◆ SOURCE DATA
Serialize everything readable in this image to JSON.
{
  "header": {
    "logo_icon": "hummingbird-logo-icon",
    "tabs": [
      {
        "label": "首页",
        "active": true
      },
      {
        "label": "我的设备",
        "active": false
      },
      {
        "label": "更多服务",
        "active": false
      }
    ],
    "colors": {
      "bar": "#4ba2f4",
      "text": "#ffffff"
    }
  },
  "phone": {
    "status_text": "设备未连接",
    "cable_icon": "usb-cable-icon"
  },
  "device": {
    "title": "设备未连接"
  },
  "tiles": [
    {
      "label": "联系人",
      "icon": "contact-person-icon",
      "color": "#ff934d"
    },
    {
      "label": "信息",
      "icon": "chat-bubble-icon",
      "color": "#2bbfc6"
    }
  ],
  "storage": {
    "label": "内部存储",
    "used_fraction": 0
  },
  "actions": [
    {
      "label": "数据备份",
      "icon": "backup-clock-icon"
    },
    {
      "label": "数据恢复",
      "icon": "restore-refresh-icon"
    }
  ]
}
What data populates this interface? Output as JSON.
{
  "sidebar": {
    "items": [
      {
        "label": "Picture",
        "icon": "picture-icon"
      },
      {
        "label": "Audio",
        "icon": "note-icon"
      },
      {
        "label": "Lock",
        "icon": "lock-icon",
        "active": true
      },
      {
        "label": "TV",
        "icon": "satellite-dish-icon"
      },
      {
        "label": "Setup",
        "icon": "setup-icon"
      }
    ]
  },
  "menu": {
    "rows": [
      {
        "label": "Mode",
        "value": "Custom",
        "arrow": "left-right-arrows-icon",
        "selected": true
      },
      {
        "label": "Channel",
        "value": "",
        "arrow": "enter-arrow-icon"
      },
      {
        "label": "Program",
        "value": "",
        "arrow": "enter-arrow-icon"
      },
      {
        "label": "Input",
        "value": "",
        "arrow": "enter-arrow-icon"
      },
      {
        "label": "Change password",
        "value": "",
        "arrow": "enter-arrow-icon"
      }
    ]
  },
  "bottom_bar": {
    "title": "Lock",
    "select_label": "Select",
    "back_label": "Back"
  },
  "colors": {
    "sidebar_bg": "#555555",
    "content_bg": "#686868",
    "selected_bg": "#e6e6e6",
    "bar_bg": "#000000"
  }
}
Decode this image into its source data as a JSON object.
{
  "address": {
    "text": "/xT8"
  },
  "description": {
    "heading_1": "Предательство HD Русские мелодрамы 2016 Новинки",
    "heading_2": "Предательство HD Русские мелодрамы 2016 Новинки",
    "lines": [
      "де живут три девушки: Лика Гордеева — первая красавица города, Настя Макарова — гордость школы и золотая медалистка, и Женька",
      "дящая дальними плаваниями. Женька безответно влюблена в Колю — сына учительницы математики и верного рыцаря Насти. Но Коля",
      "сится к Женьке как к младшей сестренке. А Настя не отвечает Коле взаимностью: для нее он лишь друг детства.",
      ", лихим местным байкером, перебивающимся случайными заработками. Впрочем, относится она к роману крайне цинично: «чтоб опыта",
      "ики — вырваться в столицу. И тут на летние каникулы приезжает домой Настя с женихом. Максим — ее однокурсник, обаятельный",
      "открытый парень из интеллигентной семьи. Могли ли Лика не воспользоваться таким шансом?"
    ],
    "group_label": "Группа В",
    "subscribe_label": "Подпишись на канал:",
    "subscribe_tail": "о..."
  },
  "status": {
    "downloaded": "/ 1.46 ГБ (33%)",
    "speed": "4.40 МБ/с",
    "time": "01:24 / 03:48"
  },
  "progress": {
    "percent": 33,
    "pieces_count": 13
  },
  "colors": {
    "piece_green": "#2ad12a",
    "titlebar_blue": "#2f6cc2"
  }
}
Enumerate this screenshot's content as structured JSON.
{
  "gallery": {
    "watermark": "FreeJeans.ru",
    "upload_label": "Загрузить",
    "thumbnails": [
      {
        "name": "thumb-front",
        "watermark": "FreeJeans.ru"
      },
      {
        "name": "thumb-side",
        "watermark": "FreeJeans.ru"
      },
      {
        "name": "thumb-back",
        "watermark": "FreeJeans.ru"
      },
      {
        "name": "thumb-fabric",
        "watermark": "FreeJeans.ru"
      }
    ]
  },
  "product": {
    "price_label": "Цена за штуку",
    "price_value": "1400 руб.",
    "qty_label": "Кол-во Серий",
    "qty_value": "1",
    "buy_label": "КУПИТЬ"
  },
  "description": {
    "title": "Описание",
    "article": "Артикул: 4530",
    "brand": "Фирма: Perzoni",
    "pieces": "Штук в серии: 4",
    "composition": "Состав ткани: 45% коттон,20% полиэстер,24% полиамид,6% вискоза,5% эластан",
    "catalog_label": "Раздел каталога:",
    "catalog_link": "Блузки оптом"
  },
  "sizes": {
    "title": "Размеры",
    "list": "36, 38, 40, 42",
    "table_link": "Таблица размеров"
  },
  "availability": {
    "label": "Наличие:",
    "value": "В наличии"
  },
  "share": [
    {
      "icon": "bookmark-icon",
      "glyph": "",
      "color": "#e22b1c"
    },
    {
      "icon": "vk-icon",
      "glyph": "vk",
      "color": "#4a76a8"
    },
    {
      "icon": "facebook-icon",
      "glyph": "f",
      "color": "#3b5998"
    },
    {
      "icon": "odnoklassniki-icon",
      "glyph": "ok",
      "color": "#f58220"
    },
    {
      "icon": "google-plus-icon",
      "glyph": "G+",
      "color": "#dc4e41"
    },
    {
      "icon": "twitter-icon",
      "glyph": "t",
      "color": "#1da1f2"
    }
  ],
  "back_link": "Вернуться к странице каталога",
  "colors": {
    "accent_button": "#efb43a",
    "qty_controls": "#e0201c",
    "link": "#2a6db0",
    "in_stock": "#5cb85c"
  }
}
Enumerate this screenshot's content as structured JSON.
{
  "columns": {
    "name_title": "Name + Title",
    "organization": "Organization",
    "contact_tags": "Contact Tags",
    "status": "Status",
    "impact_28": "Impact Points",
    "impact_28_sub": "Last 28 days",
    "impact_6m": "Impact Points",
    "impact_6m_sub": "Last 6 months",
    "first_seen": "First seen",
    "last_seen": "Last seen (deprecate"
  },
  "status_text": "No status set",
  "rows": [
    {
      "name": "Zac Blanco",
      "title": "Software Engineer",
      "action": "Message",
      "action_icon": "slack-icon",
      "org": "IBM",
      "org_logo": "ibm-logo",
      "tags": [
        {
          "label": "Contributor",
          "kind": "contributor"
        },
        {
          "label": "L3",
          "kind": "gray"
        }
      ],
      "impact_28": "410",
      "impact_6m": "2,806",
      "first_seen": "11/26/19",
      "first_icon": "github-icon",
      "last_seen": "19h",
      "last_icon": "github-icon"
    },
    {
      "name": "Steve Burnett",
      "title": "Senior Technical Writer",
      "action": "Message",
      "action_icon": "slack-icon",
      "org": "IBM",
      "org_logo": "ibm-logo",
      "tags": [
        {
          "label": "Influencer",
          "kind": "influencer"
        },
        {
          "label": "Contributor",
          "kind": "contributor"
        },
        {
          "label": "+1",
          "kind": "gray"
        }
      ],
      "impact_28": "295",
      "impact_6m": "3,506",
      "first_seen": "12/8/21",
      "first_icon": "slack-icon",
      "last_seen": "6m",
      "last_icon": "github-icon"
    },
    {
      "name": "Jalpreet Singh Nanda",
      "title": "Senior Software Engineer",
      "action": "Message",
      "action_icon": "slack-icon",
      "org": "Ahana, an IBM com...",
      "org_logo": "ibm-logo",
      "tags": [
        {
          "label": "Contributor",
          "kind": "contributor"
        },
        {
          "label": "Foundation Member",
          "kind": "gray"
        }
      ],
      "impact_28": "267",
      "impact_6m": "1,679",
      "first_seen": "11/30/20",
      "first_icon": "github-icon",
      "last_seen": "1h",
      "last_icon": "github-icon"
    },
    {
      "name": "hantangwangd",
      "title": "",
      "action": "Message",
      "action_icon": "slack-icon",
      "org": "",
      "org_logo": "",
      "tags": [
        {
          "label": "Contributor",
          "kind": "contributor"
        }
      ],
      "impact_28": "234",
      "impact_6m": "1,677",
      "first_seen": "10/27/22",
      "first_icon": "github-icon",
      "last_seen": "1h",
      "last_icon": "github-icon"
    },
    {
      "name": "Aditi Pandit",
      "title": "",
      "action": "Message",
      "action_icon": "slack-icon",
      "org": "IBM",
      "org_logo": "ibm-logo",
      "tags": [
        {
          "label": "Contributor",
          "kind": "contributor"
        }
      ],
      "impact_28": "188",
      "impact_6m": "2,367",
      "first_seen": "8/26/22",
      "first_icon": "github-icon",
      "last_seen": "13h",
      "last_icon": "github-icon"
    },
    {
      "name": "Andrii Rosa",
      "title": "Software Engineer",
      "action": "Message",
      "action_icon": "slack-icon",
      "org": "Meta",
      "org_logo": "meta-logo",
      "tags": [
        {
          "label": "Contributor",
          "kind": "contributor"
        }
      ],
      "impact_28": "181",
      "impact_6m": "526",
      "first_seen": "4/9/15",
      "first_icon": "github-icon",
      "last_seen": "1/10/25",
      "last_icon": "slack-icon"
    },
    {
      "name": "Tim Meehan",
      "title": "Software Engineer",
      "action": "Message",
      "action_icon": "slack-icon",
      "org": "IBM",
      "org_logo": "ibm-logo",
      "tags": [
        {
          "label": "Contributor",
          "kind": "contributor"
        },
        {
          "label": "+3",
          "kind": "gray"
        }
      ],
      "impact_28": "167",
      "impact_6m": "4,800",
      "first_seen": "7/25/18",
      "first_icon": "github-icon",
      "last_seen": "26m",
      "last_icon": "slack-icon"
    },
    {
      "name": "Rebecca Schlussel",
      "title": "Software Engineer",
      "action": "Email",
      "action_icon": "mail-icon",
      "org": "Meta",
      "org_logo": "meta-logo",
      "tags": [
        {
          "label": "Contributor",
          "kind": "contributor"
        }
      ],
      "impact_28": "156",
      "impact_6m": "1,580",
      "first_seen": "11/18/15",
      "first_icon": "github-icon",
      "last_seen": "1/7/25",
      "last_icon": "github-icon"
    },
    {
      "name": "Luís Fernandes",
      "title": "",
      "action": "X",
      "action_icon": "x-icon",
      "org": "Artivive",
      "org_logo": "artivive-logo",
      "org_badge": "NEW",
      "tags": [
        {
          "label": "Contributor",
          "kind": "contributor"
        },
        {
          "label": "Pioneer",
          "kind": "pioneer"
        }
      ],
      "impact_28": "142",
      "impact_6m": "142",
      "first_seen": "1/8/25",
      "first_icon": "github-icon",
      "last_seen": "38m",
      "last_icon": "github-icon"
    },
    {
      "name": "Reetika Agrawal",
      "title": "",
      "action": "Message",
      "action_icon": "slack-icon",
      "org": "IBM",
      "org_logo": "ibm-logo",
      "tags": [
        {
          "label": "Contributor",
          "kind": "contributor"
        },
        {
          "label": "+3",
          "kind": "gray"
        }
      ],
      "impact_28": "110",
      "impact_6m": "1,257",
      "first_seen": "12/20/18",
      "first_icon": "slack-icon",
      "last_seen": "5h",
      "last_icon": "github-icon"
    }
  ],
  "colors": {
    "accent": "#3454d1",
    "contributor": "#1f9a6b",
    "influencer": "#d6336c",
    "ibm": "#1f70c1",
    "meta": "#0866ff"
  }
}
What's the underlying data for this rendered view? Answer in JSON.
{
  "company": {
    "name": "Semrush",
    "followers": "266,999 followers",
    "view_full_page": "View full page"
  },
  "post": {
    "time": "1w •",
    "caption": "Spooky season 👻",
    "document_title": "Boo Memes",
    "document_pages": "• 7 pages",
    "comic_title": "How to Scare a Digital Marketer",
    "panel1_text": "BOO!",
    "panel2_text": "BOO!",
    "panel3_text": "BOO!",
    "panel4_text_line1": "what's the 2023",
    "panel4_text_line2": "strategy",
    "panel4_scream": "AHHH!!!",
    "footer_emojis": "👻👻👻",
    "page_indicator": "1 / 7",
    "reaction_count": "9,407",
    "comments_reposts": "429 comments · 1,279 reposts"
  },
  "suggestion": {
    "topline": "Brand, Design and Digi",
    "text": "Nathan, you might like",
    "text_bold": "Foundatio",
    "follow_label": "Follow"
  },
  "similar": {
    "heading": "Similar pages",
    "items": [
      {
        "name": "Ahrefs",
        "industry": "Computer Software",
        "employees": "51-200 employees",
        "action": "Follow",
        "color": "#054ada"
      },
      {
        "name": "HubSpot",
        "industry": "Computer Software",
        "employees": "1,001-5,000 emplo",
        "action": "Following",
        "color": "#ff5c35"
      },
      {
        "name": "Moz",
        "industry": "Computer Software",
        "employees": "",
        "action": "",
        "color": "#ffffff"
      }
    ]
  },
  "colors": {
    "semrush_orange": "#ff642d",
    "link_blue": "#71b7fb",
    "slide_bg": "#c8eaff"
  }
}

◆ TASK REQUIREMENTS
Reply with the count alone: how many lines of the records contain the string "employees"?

◆ ANSWER
3